His dedication is a big reason why Newman's defensive backs listen up when Rosenberry grabs them on the sideline. He still makes most home games.
"I love having him on the sideline," Papoccia said.
"I tell him when I see him on the sideline, 'Oh, thank God you're here,' " Accardi said. "I'll be calling the defense in the fresh-soph games, and he'll say, 'What do you want me to watch?' You miss him when he's not part of the game."
Senior sprinter and defensive back Maison Bittner laughs when he recalls how intimidated he felt the first time Rosenberry gave him some pointers.
"He'll just grab you and say, 'Here's what you did wrong,' " he said. "It means a lot, coming from someone who coached Papo back in the day."
"You listen to every word he says, and then you say, 'Yes, sir,' " fellow senior Nick Rude said.
Accardi will love to hear that.
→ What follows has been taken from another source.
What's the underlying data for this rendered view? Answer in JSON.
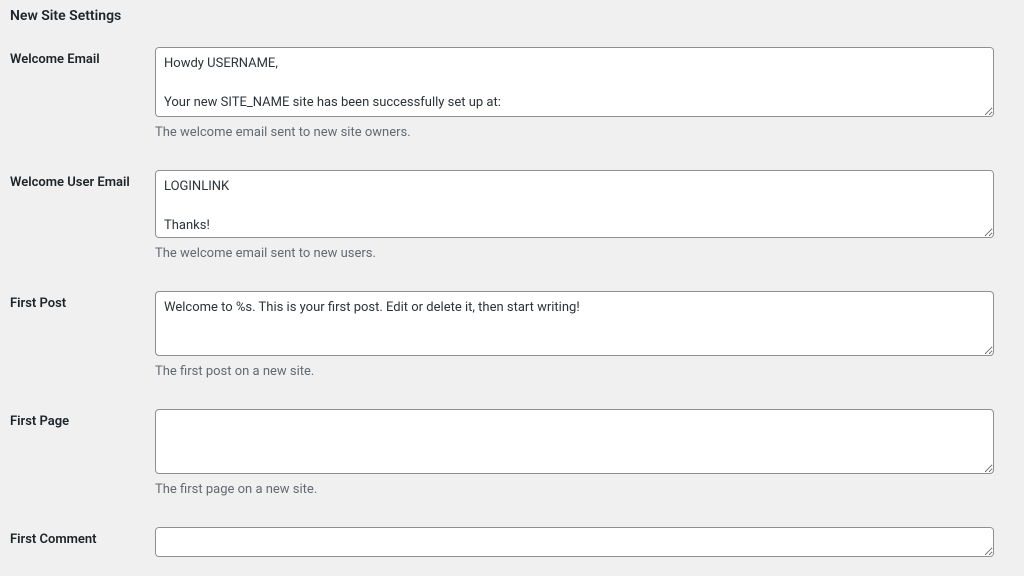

He made a point of telling all his athletes to shake Rosenberry's hand and say, "Thank you" during the Classic.
They did just that. And they meant it.
"The kids are great," Rosenberry said. "They're very appreciative of what you tell them."
Tuesday night, he asked Bittner what his time was, and replied with "Good race."
"It's pretty cool when you have the history of Newman tell you, 'Good job,' " Bittner said.
Alma maters: Milledgeville High School, Class of 1948; Western Illinois University (bachelors), University of Illinois and University of Iowa (masters studies)
Family: Wife – Belle, also a retired teacher. Daughters – Beth and Lori, who both reside in Grayslake. Chuck and Belle plan to soon "downsize" from the 13-acre family farm north of Sterling and move to the Chicago area
Hobbies: Golf and gardening